The cause of death has not been released, and it’s unclear whether the mother was ever arrested or just questioned.

A spokesman for the hospital at Fort Defiance told the Navajo Times that the mother of the victim was treated at the hospital’s emergency room. However, an emergency room employee reviewed hospital logs and told the Journal that the hospital had no patients the morning of Jan. 31 who could have been the mother. The hospital spokesman did not return repeated calls for comment.

Peshlakai said he told investigators about his niece’s visit and what she had said. He said the they were very interested in her whereabouts, but he didn’t know what to tell them. She has no phone, he said, and he doesn’t know where she has been living for the past five years. She was gone when he returned from a day trip to Gallup on Jan. 31, he said.

He also said he has no idea where his niece met the mother or where they were coming from, and he didn’t know whether the two were related or even friends. Temperatures in nearby Navajo, N.M., that night hovered just above freezing.

When asked whether he felt any blame or guilt about the child’s death, he said he has been running through scenarios in his mind since that night – but he just doesn’t know yet. He also said he doesn’t have a phone.

All of the Crystal residents who were willing to talk about the death said they don’t know who the mother was or where she was from. In the 2,000-population town, residents said, it’s pretty clear when someone is an outsider.

Word about the child’s death spread quickly through the town that morning.

Jacey McCurtian, president of the Crystal Chapter, told residents in a community meeting Jan. 31 not to speak of the case as the investigation runs its course, residents said. About a dozen residents approached by the Journal in the Crystal senior center and in remote homes dotting the hills in the area declined to comment about the death, often saying first, “I can’t say anything,” then later, “I don’t know anything.”

But a few were willing to briefly discuss what they saw.

Longtime Crystal resident Franklin Mose said he walked near the culvert on the morning of Jan. 31 and spotted what he thought was a white, shining rock inside the culvert that runs below the dirt road that leads up the hill. He later returned to see a flurry of police activity and learned that he had actually seen the child’s naked body, face down in the water.
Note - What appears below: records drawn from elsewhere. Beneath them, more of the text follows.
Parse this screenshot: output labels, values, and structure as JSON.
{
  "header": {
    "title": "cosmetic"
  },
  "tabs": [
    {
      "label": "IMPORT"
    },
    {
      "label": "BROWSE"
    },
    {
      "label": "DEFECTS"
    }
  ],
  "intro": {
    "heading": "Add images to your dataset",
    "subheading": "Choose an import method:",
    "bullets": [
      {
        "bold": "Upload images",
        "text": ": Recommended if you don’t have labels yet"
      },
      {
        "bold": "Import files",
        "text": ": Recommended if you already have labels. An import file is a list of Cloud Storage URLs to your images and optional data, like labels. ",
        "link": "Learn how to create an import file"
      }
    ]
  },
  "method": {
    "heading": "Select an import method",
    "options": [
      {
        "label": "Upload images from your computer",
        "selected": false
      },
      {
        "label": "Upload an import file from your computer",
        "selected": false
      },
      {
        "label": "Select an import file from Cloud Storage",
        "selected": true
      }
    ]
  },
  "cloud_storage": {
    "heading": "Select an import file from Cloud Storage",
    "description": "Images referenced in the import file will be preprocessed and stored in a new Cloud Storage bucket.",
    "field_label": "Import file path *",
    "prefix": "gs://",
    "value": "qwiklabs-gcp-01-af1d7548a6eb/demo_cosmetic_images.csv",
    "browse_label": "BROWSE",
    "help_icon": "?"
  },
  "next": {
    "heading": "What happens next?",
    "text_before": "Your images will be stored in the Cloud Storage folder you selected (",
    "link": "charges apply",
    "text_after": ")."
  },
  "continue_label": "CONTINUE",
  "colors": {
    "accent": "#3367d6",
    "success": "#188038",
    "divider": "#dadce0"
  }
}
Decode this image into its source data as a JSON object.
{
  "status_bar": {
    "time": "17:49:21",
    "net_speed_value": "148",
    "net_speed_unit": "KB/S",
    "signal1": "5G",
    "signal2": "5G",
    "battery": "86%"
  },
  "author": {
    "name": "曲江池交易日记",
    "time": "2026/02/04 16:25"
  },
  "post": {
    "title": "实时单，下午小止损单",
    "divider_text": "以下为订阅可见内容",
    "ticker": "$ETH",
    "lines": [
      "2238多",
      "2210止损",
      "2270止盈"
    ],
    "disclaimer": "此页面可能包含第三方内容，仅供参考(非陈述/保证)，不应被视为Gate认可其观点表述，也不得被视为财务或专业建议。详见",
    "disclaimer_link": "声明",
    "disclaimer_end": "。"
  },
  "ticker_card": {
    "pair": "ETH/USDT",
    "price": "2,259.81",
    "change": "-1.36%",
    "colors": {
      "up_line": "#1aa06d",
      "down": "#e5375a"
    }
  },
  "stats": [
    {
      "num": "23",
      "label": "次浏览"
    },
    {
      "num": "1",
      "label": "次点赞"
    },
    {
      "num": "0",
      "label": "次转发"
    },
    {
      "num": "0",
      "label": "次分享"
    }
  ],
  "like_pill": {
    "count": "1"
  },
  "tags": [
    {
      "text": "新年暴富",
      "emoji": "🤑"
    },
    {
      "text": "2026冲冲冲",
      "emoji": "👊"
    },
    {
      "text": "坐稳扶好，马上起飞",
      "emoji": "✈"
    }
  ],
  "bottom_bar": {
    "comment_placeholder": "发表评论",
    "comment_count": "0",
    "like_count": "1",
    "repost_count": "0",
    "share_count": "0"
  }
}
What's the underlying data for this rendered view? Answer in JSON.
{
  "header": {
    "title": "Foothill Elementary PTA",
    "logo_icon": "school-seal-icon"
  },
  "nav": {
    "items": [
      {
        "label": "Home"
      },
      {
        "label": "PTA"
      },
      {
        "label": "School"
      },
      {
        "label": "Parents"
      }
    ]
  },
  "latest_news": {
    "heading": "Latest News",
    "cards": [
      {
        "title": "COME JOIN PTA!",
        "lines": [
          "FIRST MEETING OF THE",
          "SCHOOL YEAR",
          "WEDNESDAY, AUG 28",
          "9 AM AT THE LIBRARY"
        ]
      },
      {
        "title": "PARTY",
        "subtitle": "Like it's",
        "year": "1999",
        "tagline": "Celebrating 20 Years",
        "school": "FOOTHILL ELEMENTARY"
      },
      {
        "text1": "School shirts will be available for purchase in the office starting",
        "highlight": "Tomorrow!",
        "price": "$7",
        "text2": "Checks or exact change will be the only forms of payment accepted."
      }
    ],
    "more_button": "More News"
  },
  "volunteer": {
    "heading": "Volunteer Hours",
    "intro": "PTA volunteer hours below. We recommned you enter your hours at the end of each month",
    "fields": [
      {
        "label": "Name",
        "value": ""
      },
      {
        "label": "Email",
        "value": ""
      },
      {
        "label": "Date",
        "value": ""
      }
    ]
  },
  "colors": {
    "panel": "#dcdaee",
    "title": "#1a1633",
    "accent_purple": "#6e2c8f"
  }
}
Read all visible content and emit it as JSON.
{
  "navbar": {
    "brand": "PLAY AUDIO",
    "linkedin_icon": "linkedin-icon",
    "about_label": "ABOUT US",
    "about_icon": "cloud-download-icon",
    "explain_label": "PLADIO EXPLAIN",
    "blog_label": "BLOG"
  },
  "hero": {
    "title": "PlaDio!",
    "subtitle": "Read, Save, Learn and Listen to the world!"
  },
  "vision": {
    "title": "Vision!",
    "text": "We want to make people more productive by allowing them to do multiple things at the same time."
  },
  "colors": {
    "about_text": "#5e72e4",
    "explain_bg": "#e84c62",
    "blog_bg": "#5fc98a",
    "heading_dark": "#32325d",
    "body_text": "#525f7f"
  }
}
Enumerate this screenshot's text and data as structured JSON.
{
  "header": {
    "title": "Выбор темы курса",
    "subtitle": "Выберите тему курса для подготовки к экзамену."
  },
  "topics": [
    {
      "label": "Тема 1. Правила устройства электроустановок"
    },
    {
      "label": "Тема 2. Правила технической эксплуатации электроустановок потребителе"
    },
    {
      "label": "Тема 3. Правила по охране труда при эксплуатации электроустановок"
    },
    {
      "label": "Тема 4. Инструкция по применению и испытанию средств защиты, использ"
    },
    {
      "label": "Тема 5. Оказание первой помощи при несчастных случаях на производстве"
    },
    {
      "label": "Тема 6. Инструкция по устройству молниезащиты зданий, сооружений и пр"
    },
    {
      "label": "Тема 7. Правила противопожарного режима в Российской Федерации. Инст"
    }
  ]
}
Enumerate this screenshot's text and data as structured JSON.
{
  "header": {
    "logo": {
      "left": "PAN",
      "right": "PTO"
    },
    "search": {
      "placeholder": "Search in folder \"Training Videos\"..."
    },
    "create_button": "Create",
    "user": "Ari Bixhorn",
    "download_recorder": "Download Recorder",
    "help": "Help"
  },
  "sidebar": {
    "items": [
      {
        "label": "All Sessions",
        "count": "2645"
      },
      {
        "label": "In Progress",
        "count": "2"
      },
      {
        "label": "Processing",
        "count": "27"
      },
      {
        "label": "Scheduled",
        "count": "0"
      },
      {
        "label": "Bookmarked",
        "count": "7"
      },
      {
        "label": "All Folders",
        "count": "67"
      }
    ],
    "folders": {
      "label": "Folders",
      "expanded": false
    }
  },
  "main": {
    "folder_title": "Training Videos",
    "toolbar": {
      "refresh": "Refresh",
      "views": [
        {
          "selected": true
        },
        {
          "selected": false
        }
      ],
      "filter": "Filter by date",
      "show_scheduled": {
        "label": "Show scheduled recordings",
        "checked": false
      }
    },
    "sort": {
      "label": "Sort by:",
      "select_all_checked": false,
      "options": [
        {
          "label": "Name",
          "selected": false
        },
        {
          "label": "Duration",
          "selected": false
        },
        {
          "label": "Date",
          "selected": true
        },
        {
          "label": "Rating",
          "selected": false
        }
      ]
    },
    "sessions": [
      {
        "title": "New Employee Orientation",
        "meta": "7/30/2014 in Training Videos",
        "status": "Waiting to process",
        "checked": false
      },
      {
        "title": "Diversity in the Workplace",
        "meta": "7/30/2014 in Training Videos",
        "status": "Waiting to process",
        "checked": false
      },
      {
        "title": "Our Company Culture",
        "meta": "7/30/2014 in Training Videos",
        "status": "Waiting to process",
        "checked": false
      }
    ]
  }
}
By Thursday of this week, when a Journal reporter and photographer walked by, the creek had mostly frozen over. There was no sign that a child had died there less than a week earlier.

Another Crystal resident, Jerry Kee, who was born in a hogan on the same hill and lived on the same plot of land his whole life, said a Navajo Police Department officer knocked on his door last week, asking for the Peshlakai house.

He said his son, on his way to Gallup early Jan. 31, saw the mother sitting at the scene wrapped in blankets while police investigated. He did not know her, but stopped to talk to her briefly.

Just because the woman and her child were likely not from Crystal doesn’t diminish the tragedy, Kee said.

“It’s kind of really shocking,” Kee said. “It’s heartbreaking for all of us. It’s just a little baby.”